◆ Component data from apps and pages:
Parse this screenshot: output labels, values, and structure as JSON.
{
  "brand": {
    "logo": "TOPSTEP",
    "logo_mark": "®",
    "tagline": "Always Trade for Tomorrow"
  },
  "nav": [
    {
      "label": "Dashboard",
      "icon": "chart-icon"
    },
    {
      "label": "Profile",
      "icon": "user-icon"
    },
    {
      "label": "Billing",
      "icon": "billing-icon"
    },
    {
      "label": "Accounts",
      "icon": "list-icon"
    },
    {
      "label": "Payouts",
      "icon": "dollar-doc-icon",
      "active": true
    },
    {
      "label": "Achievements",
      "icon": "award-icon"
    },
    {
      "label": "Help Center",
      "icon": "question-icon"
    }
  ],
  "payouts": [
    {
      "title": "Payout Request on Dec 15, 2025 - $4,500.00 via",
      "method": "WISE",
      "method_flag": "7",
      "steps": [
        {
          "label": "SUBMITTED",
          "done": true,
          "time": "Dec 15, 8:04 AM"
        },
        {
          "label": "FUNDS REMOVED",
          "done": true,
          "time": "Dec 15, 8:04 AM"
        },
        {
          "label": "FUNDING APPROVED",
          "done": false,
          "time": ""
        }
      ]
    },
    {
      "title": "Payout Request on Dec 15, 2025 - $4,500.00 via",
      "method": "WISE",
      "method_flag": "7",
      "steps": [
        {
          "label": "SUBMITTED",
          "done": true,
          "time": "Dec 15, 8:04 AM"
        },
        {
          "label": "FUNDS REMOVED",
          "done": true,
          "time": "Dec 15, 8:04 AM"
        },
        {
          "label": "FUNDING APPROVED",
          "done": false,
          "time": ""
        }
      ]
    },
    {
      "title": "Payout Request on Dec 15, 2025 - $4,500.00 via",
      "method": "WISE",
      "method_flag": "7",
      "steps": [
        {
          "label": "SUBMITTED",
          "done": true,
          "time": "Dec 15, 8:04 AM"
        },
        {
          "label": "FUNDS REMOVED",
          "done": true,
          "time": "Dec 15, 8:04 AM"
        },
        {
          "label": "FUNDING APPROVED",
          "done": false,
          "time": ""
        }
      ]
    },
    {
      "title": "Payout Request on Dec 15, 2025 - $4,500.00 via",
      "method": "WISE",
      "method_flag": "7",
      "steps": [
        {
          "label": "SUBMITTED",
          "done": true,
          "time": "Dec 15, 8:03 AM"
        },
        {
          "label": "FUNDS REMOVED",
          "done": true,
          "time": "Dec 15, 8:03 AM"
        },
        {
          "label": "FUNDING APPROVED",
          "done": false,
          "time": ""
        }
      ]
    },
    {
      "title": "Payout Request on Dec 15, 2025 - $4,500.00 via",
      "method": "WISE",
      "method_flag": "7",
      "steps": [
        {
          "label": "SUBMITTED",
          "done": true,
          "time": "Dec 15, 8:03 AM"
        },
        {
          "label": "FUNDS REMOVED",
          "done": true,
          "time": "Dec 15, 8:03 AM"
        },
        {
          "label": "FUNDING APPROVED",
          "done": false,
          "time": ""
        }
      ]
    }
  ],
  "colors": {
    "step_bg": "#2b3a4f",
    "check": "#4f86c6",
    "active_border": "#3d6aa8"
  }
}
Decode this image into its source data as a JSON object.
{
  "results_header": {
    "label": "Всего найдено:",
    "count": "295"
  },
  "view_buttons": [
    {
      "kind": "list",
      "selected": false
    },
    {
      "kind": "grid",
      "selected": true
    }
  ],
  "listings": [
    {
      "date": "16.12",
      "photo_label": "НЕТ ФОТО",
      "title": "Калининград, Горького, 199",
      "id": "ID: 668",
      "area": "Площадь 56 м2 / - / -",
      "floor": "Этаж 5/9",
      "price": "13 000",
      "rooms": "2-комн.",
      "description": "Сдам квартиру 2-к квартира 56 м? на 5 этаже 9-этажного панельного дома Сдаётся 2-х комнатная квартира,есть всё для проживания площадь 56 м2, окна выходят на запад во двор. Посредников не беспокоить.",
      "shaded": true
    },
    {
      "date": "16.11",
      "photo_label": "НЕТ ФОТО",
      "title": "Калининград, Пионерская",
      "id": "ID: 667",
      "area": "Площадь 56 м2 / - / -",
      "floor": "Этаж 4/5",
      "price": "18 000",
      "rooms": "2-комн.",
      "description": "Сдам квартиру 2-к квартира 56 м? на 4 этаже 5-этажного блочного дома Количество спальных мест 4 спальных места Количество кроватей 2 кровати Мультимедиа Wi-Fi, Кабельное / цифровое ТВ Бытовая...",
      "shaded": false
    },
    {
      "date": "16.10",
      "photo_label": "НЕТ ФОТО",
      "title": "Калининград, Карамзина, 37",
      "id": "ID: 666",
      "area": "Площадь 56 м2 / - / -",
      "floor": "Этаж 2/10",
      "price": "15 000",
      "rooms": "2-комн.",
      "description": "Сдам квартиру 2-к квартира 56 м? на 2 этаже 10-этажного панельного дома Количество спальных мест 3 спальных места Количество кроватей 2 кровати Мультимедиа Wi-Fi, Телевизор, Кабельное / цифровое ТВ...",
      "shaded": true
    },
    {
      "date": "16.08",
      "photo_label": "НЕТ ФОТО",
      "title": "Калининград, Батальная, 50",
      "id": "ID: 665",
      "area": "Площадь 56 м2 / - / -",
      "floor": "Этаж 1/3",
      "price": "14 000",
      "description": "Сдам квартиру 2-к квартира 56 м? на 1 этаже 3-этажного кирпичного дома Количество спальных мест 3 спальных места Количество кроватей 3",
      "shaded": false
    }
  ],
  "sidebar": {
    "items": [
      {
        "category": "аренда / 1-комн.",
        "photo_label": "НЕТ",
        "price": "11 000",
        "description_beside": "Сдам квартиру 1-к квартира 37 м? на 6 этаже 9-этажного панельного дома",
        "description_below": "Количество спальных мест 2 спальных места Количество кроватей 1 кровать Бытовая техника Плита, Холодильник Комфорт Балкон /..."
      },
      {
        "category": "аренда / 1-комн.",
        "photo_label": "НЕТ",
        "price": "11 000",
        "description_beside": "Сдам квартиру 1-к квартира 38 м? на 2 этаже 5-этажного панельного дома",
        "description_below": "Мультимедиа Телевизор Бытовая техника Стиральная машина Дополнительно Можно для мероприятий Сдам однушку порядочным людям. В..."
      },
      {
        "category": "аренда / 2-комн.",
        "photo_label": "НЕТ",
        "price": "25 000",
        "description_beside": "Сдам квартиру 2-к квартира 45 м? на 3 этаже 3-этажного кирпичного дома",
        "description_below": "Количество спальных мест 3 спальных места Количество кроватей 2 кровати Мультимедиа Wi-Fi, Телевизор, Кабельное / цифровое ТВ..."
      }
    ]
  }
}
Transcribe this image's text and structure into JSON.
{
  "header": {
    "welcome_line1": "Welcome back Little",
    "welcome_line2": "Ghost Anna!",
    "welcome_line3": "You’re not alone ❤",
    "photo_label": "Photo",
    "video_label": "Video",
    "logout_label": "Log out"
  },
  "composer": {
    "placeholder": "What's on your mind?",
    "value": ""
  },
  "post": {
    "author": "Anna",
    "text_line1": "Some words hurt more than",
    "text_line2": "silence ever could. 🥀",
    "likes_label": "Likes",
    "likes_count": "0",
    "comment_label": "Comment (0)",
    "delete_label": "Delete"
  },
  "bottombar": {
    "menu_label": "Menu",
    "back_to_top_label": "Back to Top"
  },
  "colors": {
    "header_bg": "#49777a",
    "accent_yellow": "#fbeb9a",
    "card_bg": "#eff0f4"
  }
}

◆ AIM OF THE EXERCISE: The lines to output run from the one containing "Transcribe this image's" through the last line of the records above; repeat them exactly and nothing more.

◆ OUTPUT FOR THIS EXERCISE:
Transcribe this image's text and structure into JSON.
{
  "header": {
    "welcome_line1": "Welcome back Little",
    "welcome_line2": "Ghost Anna!",
    "welcome_line3": "You’re not alone ❤",
    "photo_label": "Photo",
    "video_label": "Video",
    "logout_label": "Log out"
  },
  "composer": {
    "placeholder": "What's on your mind?",
    "value": ""
  },
  "post": {
    "author": "Anna",
    "text_line1": "Some words hurt more than",
    "text_line2": "silence ever could. 🥀",
    "likes_label": "Likes",
    "likes_count": "0",
    "comment_label": "Comment (0)",
    "delete_label": "Delete"
  },
  "bottombar": {
    "menu_label": "Menu",
    "back_to_top_label": "Back to Top"
  },
  "colors": {
    "header_bg": "#49777a",
    "accent_yellow": "#fbeb9a",
    "card_bg": "#eff0f4"
  }
}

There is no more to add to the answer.